====== EXCERPTED DATA ======
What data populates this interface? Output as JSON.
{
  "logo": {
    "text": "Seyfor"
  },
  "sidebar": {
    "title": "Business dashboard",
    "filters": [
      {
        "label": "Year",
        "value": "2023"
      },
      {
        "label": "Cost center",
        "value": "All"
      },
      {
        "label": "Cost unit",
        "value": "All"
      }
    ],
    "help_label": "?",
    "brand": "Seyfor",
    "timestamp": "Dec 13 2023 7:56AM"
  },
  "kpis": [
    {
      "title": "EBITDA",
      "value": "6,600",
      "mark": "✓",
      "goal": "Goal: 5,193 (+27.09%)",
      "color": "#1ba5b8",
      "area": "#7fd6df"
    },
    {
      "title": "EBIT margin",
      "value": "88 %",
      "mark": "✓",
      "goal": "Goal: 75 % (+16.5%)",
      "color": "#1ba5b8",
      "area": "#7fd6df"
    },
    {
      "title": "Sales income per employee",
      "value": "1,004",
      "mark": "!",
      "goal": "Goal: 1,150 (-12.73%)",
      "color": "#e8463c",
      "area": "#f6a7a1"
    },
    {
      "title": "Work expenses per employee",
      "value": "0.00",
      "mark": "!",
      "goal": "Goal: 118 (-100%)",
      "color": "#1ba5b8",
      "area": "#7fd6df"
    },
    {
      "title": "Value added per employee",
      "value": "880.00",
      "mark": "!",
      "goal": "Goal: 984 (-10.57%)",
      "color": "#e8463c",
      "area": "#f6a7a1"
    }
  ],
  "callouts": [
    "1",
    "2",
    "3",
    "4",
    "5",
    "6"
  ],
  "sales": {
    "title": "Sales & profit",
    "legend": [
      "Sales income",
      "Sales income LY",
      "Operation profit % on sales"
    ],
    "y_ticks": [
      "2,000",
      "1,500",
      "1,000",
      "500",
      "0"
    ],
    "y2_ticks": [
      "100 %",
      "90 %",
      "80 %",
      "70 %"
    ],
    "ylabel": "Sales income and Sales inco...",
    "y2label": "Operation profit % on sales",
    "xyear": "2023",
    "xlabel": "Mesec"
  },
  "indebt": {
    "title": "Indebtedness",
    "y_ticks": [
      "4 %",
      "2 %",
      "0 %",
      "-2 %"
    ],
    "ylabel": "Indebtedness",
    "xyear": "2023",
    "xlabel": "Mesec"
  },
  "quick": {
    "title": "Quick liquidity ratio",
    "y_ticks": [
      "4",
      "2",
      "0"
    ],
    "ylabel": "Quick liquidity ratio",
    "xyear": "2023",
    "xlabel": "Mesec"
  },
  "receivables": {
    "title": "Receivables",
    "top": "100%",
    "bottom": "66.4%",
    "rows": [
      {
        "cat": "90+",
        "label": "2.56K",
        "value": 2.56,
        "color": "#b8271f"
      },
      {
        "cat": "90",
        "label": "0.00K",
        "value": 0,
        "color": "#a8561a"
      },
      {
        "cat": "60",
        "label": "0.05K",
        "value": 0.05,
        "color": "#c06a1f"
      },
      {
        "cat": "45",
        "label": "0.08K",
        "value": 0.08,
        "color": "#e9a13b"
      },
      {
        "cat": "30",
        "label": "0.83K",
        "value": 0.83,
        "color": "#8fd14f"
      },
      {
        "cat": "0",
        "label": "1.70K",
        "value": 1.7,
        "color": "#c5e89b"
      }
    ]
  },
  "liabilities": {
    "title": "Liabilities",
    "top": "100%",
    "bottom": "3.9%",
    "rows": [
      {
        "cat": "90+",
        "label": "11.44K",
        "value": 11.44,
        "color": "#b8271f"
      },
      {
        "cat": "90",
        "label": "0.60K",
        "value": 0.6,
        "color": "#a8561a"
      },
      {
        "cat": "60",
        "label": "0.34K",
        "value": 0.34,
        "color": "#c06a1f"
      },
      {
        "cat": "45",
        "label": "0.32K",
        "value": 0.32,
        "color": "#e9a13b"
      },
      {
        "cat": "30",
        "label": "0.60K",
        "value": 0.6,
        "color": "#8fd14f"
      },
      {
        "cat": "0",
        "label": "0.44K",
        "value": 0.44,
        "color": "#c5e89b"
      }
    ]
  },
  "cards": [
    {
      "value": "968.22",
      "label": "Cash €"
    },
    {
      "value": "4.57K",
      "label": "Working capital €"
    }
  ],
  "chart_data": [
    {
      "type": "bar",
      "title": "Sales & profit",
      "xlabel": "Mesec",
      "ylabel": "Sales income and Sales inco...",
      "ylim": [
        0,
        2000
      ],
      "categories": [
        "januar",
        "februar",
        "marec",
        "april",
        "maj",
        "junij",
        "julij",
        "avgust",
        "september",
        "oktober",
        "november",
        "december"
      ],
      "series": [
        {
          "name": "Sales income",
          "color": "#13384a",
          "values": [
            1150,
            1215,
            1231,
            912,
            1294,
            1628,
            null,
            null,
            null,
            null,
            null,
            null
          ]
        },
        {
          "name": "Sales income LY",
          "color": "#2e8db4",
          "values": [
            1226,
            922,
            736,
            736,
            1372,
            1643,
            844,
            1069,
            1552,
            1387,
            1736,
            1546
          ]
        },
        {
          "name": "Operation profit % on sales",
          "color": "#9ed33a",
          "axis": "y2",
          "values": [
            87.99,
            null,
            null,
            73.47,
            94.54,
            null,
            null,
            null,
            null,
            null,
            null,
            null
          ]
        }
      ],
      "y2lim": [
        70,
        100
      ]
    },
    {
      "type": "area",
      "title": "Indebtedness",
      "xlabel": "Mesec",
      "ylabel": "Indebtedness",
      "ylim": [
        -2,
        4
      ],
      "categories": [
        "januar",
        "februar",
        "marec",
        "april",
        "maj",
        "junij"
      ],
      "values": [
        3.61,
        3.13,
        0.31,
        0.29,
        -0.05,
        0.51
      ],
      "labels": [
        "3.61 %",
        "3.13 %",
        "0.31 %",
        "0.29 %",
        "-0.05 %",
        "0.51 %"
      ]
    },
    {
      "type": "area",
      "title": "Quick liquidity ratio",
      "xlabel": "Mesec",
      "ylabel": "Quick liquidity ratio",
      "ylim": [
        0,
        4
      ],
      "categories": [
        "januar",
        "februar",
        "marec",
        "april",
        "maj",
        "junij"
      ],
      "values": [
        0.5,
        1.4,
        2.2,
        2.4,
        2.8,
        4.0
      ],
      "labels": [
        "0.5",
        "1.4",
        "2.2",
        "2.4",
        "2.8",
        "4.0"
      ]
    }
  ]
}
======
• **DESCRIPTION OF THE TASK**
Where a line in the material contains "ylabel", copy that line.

• **SOLUTION TO THE EXERCISE**
    "ylabel": "Sales income and Sales inco...",
    "ylabel": "Indebtedness",
    "ylabel": "Quick liquidity ratio",
      "ylabel": "Sales income and Sales inco...",
      "ylabel": "Indebtedness",
      "ylabel": "Quick liquidity ratio",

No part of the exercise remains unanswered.